A profitable and comforting word from the venerable William Gurnall speaking just to this matter:
II. SATAN EXAGGERATES THE SAINTS’ SINS
His [the devil's] aim is to discredit not the sins but the saints. Here his chief tactic is to deliver his accusations as if they are an act of the Holy Spirit. He knows a charge from God’s cannon wounds deeply; therefore, when he accuses a conscientious Christian, he forges God’s name on the missile before he fires it. Suppose a child were conscious of gravely displeasing his father, and some spiteful person, to harass him, wrote and sent him a counterfeit letter full of harsh and threatening accusations, copying the father’s name at the bottom. The poor child, already painfully aware of his sins and not knowing the scheme, would be overcome with grief. Here is real heartache stemming from a false premise – just the kind of thing Satan relishes.
Satan is a clever investigator. He closely observes the relationship between you and God. Sooner or later he will catch you tardy in some duty or faulty in a service. He knows you are conscious of your shortcomings and that the Spirit of God will also show distaste for them. So he draws up a lengthy indictment, raking up all the aggravations he can think of, then serves this warrant on you as though sent from God. This is how Job’s friends reacted to his trouble. They gathered up all the evidence of his infirmities to use against him, implying thy had been sent by God to declare him a hypocrite and denounce him for it.
While Satan is a master inquisitor, we know that not all our rebukes come from him. God’s Word clearly states that ‘Whom the Lord loveth he chasteneth’ (Heb 12:6). How, then, can we discern the spiteful accusations of Satan from the loving reprimands of God and His Spirit?
Try this test: If such rebukes contradict any prior work of the Spirit in your soul, they are Satan’s and not the Spirit’s. Satan’s purpose in emphasizing your sin is to try to unsaint you and persuade you that you are only a hypocrite. ‘Oh,’ hisses Satan, ‘now you have shown your true colors! See that horrid stain on your jacket – what other saint ever commited such a sin! Your whole life is a sham! God wants nothing to do with such a desperately wicked person as you.’
And with a single blow Satan dashes all in pieces. The whole mansion of grace which God has been building many years in our soul and all the special conmforts the Holy Spirit has brought are blown down by one gust from his malicious mouth. He leaves your life a shambles, and tells you it is your own fault.
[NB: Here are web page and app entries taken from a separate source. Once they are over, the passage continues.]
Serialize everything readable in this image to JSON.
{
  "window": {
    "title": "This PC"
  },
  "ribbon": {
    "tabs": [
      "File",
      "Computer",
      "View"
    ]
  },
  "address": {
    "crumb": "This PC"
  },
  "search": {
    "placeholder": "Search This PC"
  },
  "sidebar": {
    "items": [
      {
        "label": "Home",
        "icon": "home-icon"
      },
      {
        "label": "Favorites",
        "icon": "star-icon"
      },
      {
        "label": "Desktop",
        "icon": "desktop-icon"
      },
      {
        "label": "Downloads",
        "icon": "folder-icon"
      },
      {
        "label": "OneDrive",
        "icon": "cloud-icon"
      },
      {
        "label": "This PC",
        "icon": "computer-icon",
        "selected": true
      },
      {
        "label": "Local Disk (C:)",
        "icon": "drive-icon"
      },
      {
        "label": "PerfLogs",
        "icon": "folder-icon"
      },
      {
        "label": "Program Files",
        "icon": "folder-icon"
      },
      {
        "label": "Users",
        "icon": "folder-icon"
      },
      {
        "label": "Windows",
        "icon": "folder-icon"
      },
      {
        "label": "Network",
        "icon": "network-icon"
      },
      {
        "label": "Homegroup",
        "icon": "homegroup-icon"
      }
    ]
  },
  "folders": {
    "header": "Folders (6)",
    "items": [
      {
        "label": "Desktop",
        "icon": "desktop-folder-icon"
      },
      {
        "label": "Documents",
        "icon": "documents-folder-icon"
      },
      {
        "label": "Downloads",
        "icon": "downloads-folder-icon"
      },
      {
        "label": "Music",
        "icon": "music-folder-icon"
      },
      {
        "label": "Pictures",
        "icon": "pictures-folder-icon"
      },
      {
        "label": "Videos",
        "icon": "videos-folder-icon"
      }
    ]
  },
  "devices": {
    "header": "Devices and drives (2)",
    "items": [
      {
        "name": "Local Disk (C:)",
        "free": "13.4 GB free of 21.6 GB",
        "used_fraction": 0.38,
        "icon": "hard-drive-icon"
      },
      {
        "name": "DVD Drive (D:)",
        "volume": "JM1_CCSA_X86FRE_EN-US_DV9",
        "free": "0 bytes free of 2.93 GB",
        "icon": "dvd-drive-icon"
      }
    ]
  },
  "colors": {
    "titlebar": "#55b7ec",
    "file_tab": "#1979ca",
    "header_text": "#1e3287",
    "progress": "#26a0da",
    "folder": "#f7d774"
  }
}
Do not despair. Pacify your fears with this precious truth: Once the Spirit of God has begun a sanctifying work, causing you to hope in His mercy, He never will nor can bring contrary news to your soul. His language is not ‘yea and nay’, but ‘yea and amen’ for ever. If you play the prodigal, God will frown and chide you roundly for your sin, as He did David through Nathan: ‘Thou are the man!’ (2 Samuel. 12:7). Yet not a word is heard from Nathan telling David to unsaint himself and call in question the work of God in his soul. That prophet had no such commission form the Lord. He was sent to make David mourn for his sin – not from his sin to question his state of grace, which God had so often put beyond doubt.
Besides planting seeds of doubt about the sanctifying work of the Spirit, Satan often sends rebukes of the conscience that deny the riches of God’s grace. When you find your sins represented to you as exceeding either the mercy of God’s nature or the grace of His covenant, this comes from a jealous suitor, the devil. The Holy Spirit, as Christ’s intermediary, woos sinners to embrace the grace of the gospel. Would He say anything that would spoil the courtship or lower Christ’s esteem in the eyes of His beloved? Surely you must know where such lies orginate! When you hear someone compliment another person as wise or good, then at last come in with a but that dashes all, you know he is no friend but some sly enemy who, by seeming to commend the person, really desires to discredit him. And so, when you find God represented to you as merciful and gracious, but not to such a great sinner as you; strong and mighty, but not able to save someone like you, you can say, ‘Be gone, Satan, your speech betrays you. This is not a message sent to me by the Lover of my soul!’